Kate taught us how to knit two socks at the same time, perfect for those people who never get around to knitting that second sock.  This method is easy to learn once you have seen someone do it.  To begin you start by dividing your yarn into two separate balls.  Then cast on.

To start:  Cast on the number of stitches for each sock and divide in half between the two needles

Then:  Use the top cable to knit both top rows in each sock

You always knit from the needles that do not have the working yarn.  It is definitely worth searching a YouTube video on how to do it and it is a great option to use.  Once you see a demonstration it is easy to learn.

I received the latest installment of Sweet Fiber Yarns Sock Club yarn called Riverstone and wasn't sure what I wanted to do with this beauty.  But once I took Kate Atherley's class I knew I that I had to practice my new found skill using this yarn before I forgot what to do.  Isn't this skein gorgeous? 

Sweet Fiber Yarn Super Sweet Sock in Riverstone

I love learning new techniques and I going to enjoy knitting these socks using my new found skill.  I will post my progress on Instagram  if you are interested. But first I must finish my Lake Effect cardigan.  Have you tried any new techniques lately?

August 16, 2015

F.O. Acer Cardigan
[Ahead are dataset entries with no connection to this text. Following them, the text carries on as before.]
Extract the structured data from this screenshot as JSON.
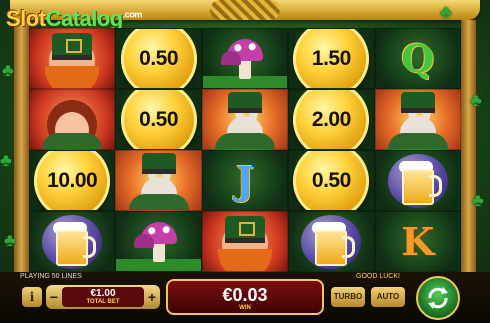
{
  "watermark": {
    "part1": "Slot",
    "part2": "Catalog",
    "suffix": ".com"
  },
  "reels": [
    [
      {
        "type": "leprechaun"
      },
      {
        "type": "lady"
      },
      {
        "type": "coin",
        "value": "10.00"
      },
      {
        "type": "beer"
      }
    ],
    [
      {
        "type": "coin",
        "value": "0.50"
      },
      {
        "type": "coin",
        "value": "0.50"
      },
      {
        "type": "hare"
      },
      {
        "type": "mushroom"
      }
    ],
    [
      {
        "type": "mushroom"
      },
      {
        "type": "hare"
      },
      {
        "type": "letter",
        "value": "J"
      },
      {
        "type": "leprechaun"
      }
    ],
    [
      {
        "type": "coin",
        "value": "1.50"
      },
      {
        "type": "coin",
        "value": "2.00"
      },
      {
        "type": "coin",
        "value": "0.50"
      },
      {
        "type": "beer"
      }
    ],
    [
      {
        "type": "letter",
        "value": "Q"
      },
      {
        "type": "hare"
      },
      {
        "type": "beer"
      },
      {
        "type": "letter",
        "value": "K"
      }
    ]
  ],
  "status": {
    "lines_text": "PLAYING 50 LINES",
    "good_luck": "GOOD LUCK!"
  },
  "controls": {
    "info_label": "i",
    "bet_value": "€1.00",
    "bet_label": "TOTAL BET",
    "minus_label": "−",
    "plus_label": "+",
    "win_value": "€0.03",
    "win_label": "WIN",
    "turbo_label": "TURBO",
    "auto_label": "AUTO"
  },
  "colors": {
    "accent_gold": "#f0c85a",
    "win_panel": "#7a0d0d",
    "spin_green": "#1f7a26"
  }
}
Doesn't it feel great when you use up a good amount of stash yarn?  I had some Madelinetosh DK in Copper Penny that I bought some time ago and I decided to knit the Acer Cardigan by Amy Christoffers which used up about 5.5 skeins. 

I really enjoyed knitting this cardigan.  It was a nice break to use a thicker yarn after doing so many projects with fingering weight.
  • the cable pattern is easy to memorize and therefore the body went fairly quickly
  • it is knit bottom-up in one piece 
  • the resulting sweater fits well and looks good!

I found the perfect buttons at Wal-mart!
My Modifications
  • The pattern directed you to knit the sleeves from the cuff up and then seam it into the sleeve hole.  Although I do enjoy the advantages of a seamed sweater I really wasn't in the mood to do it this way. Instead I decided to do a sleeve cap and knit the sleeves in the round.  To get me started I used another pattern, called Capall Dubh by Carol Feller that I had knit before and loosely followed what was written. 
  • I cast on 76 stitches and once the sleeve cap was completed I basically decreased two stitches every ten rounds and them every six rounds once I got by the elbow.  The result was a well fitted sleeve and I avoided seaming.

  • When you knit a sleeve cap, as I did in this pattern, you are sometimes left with a loose looking seam.  Following advice from other Ravellers who knit this sweater I tried a new to me method for tightening up the seam by Paula Ward.  Essentially you add a second coloured yarn on the row where you pick up the stitches around the arm hole.  Then when you have knit the sleeve cap you go back and use the coloured stitches to tighten the seam.  The coloured yarn is removed and you have a much smoother seam.
  • The directions for the collar had some inaccurate information.  When picking up stitches you need to pick up a multiple of 4 + 2 for it to work out evenly.
  • How to do button holes were not explained.  I used a k2together yarn over to make mine.
  • There was little direction given about the spacing of button holes.  I used Amy Herzog's app Knitter's Toolbox for the first time.  One of the helpful features of this app is a button spacer which made it so easy for me. However, when I was inputting the numbers, I forgot to include the number of stitches in the neckband since it is the last thing you knit.  As a result my top button is not evenly spaced.  Rookie mistake. Usually I keep my cardigan unbuttoned when I wear it so I hope no one will notice!
By the way, this app is so helpful and I will definitely be using it more in the future. Look at all the features it has:

Knitter's Toolbox by Amy Herzog

Have you been working on anything for fall yet?  Do you have any recommendations?  I find that the pattern choices are so extensive that sometimes finding the pattern you want to knit is more challenging than actually knitting it. If you are looking for a cabled sweater pattern you should definitely have a look at the Acer Cardigan.  There are almost 800 finished Acers out there so you can get a clear picture of whether this pattern is for you.

Happy fall knitting everyone!

Ravelry notes here.